[Source data — start]
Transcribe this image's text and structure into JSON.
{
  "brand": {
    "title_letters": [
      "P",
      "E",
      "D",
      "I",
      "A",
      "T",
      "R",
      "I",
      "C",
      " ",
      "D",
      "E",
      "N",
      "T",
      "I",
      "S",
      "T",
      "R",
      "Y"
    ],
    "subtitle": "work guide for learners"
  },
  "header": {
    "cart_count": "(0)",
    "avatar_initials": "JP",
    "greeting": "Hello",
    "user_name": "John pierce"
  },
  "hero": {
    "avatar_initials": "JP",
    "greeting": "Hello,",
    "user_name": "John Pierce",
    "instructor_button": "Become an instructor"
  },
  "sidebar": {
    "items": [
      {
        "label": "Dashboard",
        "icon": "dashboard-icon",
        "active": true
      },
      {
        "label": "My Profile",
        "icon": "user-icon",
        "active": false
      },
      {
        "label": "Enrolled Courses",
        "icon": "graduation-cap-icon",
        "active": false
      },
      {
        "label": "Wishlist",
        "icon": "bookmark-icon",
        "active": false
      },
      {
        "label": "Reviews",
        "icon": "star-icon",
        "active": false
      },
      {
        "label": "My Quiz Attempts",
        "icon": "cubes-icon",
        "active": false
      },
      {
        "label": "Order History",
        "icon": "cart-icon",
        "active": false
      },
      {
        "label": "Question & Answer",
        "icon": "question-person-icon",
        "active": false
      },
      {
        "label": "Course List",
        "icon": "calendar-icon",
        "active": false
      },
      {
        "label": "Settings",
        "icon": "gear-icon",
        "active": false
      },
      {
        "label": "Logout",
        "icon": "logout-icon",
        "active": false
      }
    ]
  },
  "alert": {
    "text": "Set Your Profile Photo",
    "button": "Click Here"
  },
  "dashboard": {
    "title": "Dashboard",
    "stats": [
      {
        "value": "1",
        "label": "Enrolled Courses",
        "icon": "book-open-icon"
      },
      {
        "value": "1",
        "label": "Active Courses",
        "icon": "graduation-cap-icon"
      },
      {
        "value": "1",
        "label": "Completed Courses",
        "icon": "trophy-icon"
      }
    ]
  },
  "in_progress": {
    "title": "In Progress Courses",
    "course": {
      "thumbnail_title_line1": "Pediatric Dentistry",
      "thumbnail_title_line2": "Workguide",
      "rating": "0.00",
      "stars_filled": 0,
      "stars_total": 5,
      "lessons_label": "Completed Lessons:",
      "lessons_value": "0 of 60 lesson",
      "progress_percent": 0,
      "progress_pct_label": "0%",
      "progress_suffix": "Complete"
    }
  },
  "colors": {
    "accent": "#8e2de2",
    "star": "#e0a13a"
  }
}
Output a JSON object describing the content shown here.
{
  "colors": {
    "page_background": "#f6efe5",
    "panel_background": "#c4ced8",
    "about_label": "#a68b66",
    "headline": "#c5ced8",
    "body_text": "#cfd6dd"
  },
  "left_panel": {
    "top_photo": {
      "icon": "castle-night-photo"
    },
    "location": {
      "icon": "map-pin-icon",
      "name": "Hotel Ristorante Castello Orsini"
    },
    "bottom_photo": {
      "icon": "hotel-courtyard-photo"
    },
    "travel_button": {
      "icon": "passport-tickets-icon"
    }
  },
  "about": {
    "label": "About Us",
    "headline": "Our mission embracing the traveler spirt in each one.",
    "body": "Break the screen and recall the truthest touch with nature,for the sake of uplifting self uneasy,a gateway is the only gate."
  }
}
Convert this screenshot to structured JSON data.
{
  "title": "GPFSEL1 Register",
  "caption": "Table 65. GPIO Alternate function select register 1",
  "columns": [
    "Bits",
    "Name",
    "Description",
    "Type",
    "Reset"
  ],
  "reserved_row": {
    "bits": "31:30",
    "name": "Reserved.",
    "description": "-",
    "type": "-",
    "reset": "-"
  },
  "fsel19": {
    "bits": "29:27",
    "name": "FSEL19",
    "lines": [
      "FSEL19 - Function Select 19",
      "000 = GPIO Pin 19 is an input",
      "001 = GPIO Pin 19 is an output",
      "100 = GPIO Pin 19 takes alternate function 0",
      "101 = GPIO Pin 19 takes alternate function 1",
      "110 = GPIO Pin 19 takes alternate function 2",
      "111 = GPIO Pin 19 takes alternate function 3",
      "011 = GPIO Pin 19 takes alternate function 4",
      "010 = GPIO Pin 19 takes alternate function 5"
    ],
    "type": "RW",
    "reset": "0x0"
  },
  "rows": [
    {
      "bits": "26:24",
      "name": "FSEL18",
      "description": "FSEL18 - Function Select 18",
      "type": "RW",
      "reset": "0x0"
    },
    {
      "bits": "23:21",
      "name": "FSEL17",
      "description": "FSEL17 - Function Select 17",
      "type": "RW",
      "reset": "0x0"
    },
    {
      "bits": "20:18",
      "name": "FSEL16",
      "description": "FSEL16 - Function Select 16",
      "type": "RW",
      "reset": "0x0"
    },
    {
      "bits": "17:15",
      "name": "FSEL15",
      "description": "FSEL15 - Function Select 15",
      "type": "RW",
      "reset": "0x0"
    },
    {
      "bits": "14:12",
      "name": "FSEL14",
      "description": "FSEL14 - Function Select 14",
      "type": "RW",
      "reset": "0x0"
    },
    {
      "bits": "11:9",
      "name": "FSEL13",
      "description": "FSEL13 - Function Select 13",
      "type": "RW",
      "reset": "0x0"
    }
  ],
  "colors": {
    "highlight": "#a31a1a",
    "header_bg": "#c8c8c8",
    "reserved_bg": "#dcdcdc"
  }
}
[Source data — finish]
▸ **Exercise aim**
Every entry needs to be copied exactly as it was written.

▸ **Answer space**
Transcribe this image's text and structure into JSON.
{
  "brand": {
    "title_letters": [
      "P",
      "E",
      "D",
      "I",
      "A",
      "T",
      "R",
      "I",
      "C",
      " ",
      "D",
      "E",
      "N",
      "T",
      "I",
      "S",
      "T",
      "R",
      "Y"
    ],
    "subtitle": "work guide for learners"
  },
  "header": {
    "cart_count": "(0)",
    "avatar_initials": "JP",
    "greeting": "Hello",
    "user_name": "John pierce"
  },
  "hero": {
    "avatar_initials": "JP",
    "greeting": "Hello,",
    "user_name": "John Pierce",
    "instructor_button": "Become an instructor"
  },
  "sidebar": {
    "items": [
      {
        "label": "Dashboard",
        "icon": "dashboard-icon",
        "active": true
      },
      {
        "label": "My Profile",
        "icon": "user-icon",
        "active": false
      },
      {
        "label": "Enrolled Courses",
        "icon": "graduation-cap-icon",
        "active": false
      },
      {
        "label": "Wishlist",
        "icon": "bookmark-icon",
        "active": false
      },
      {
        "label": "Reviews",
        "icon": "star-icon",
        "active": false
      },
      {
        "label": "My Quiz Attempts",
        "icon": "cubes-icon",
        "active": false
      },
      {
        "label": "Order History",
        "icon": "cart-icon",
        "active": false
      },
      {
        "label": "Question & Answer",
        "icon": "question-person-icon",
        "active": false
      },
      {
        "label": "Course List",
        "icon": "calendar-icon",
        "active": false
      },
      {
        "label": "Settings",
        "icon": "gear-icon",
        "active": false
      },
      {
        "label": "Logout",
        "icon": "logout-icon",
        "active": false
      }
    ]
  },
  "alert": {
    "text": "Set Your Profile Photo",
    "button": "Click Here"
  },
  "dashboard": {
    "title": "Dashboard",
    "stats": [
      {
        "value": "1",
        "label": "Enrolled Courses",
        "icon": "book-open-icon"
      },
      {
        "value": "1",
        "label": "Active Courses",
        "icon": "graduation-cap-icon"
      },
      {
        "value": "1",
        "label": "Completed Courses",
        "icon": "trophy-icon"
      }
    ]
  },
  "in_progress": {
    "title": "In Progress Courses",
    "course": {
      "thumbnail_title_line1": "Pediatric Dentistry",
      "thumbnail_title_line2": "Workguide",
      "rating": "0.00",
      "stars_filled": 0,
      "stars_total": 5,
      "lessons_label": "Completed Lessons:",
      "lessons_value": "0 of 60 lesson",
      "progress_percent": 0,
      "progress_pct_label": "0%",
      "progress_suffix": "Complete"
    }
  },
  "colors": {
    "accent": "#8e2de2",
    "star": "#e0a13a"
  }
}
Output a JSON object describing the content shown here.
{
  "colors": {
    "page_background": "#f6efe5",
    "panel_background": "#c4ced8",
    "about_label": "#a68b66",
    "headline": "#c5ced8",
    "body_text": "#cfd6dd"
  },
  "left_panel": {
    "top_photo": {
      "icon": "castle-night-photo"
    },
    "location": {
      "icon": "map-pin-icon",
      "name": "Hotel Ristorante Castello Orsini"
    },
    "bottom_photo": {
      "icon": "hotel-courtyard-photo"
    },
    "travel_button": {
      "icon": "passport-tickets-icon"
    }
  },
  "about": {
    "label": "About Us",
    "headline": "Our mission embracing the traveler spirt in each one.",
    "body": "Break the screen and recall the truthest touch with nature,for the sake of uplifting self uneasy,a gateway is the only gate."
  }
}
Convert this screenshot to structured JSON data.
{
  "title": "GPFSEL1 Register",
  "caption": "Table 65. GPIO Alternate function select register 1",
  "columns": [
    "Bits",
    "Name",
    "Description",
    "Type",
    "Reset"
  ],
  "reserved_row": {
    "bits": "31:30",
    "name": "Reserved.",
    "description": "-",
    "type": "-",
    "reset": "-"
  },
  "fsel19": {
    "bits": "29:27",
    "name": "FSEL19",
    "lines": [
      "FSEL19 - Function Select 19",
      "000 = GPIO Pin 19 is an input",
      "001 = GPIO Pin 19 is an output",
      "100 = GPIO Pin 19 takes alternate function 0",
      "101 = GPIO Pin 19 takes alternate function 1",
      "110 = GPIO Pin 19 takes alternate function 2",
      "111 = GPIO Pin 19 takes alternate function 3",
      "011 = GPIO Pin 19 takes alternate function 4",
      "010 = GPIO Pin 19 takes alternate function 5"
    ],
    "type": "RW",
    "reset": "0x0"
  },
  "rows": [
    {
      "bits": "26:24",
      "name": "FSEL18",
      "description": "FSEL18 - Function Select 18",
      "type": "RW",
      "reset": "0x0"
    },
    {
      "bits": "23:21",
      "name": "FSEL17",
      "description": "FSEL17 - Function Select 17",
      "type": "RW",
      "reset": "0x0"
    },
    {
      "bits": "20:18",
      "name": "FSEL16",
      "description": "FSEL16 - Function Select 16",
      "type": "RW",
      "reset": "0x0"
    },
    {
      "bits": "17:15",
      "name": "FSEL15",
      "description": "FSEL15 - Function Select 15",
      "type": "RW",
      "reset": "0x0"
    },
    {
      "bits": "14:12",
      "name": "FSEL14",
      "description": "FSEL14 - Function Select 14",
      "type": "RW",
      "reset": "0x0"
    },
    {
      "bits": "11:9",
      "name": "FSEL13",
      "description": "FSEL13 - Function Select 13",
      "type": "RW",
      "reset": "0x0"
    }
  ],
  "colors": {
    "highlight": "#a31a1a",
    "header_bg": "#c8c8c8",
    "reserved_bg": "#dcdcdc"
  }
}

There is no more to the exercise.